■ **Problem**
The expected response is a copy of every line in the entries below that includes the word "vApp".

■ **Input material**
▬▬▬
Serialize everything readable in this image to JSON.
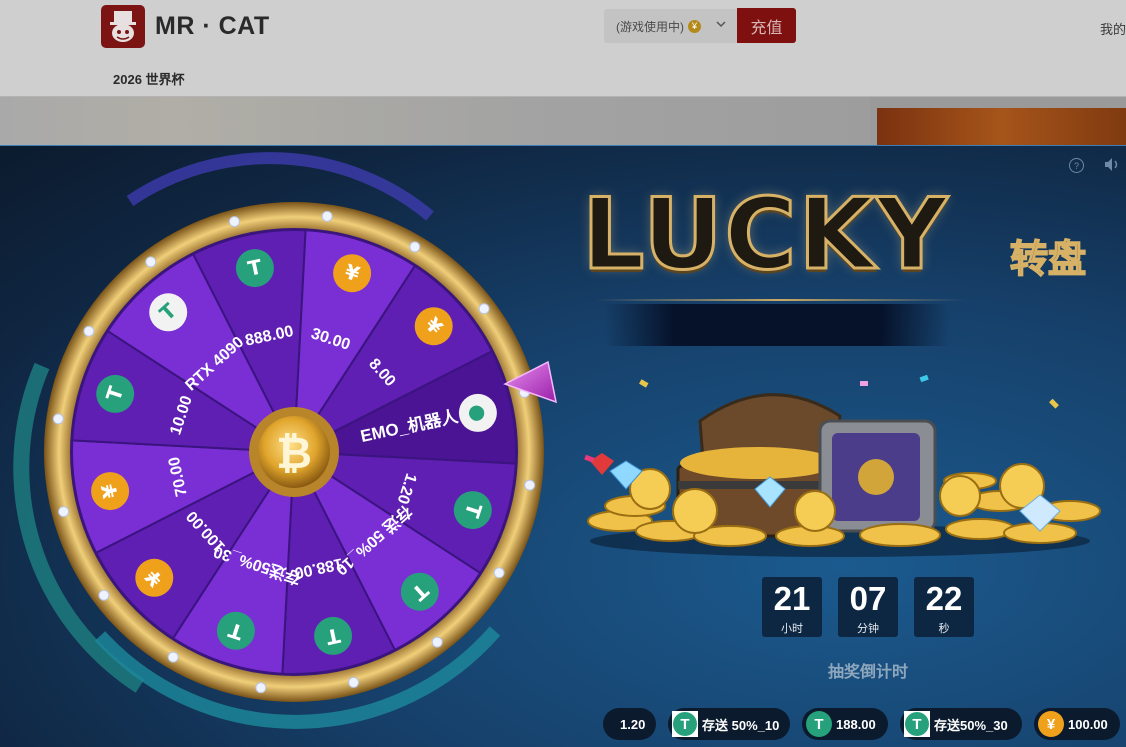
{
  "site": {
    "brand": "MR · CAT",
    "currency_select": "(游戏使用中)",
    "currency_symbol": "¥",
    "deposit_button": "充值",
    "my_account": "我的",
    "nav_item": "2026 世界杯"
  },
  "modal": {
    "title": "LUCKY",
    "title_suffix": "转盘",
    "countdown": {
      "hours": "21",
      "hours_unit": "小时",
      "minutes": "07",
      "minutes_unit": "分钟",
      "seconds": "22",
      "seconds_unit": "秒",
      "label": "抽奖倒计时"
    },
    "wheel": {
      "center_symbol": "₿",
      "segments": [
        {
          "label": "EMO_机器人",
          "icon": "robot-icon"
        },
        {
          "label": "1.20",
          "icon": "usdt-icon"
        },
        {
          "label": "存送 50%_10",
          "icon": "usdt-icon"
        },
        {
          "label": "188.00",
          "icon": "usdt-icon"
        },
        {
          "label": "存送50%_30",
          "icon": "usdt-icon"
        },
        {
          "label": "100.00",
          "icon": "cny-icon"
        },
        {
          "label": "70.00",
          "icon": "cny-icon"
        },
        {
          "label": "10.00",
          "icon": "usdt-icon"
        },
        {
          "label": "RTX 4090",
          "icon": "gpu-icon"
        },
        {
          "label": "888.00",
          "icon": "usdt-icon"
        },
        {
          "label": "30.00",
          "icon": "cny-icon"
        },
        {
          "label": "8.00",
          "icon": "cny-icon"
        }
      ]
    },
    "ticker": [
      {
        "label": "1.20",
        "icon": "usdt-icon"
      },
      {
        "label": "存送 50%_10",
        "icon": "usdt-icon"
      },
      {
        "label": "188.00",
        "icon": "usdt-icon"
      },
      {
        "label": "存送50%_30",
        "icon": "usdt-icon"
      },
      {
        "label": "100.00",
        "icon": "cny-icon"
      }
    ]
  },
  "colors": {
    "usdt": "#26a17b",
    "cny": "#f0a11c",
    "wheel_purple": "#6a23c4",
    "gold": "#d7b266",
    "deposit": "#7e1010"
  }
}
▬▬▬
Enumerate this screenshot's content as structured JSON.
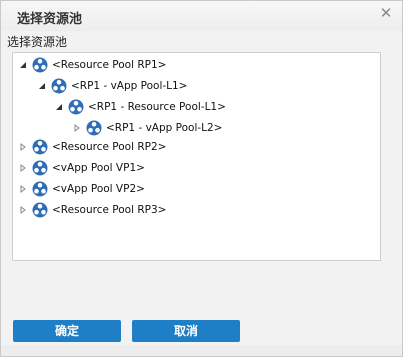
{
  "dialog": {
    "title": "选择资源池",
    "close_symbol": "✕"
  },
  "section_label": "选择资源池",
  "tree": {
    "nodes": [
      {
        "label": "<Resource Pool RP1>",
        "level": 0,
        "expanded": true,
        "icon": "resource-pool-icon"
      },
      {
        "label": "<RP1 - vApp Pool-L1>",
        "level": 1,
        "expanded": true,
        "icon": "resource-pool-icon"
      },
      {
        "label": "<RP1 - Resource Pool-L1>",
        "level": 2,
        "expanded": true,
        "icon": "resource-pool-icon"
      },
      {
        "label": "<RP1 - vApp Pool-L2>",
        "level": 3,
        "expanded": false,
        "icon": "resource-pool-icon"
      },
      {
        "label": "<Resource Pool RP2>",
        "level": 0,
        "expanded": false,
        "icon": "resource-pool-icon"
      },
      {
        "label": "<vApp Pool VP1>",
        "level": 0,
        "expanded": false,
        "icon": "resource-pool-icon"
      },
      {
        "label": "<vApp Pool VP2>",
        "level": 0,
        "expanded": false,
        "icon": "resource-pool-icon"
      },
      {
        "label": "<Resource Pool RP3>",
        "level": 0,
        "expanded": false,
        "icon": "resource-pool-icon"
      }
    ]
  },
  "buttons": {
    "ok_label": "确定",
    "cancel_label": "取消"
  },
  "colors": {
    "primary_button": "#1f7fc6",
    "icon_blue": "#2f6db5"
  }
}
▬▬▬
■ **Answer box**
        "label": "<RP1 - vApp Pool-L1>",
        "label": "<RP1 - vApp Pool-L2>",
        "label": "<vApp Pool VP1>",
        "label": "<vApp Pool VP2>",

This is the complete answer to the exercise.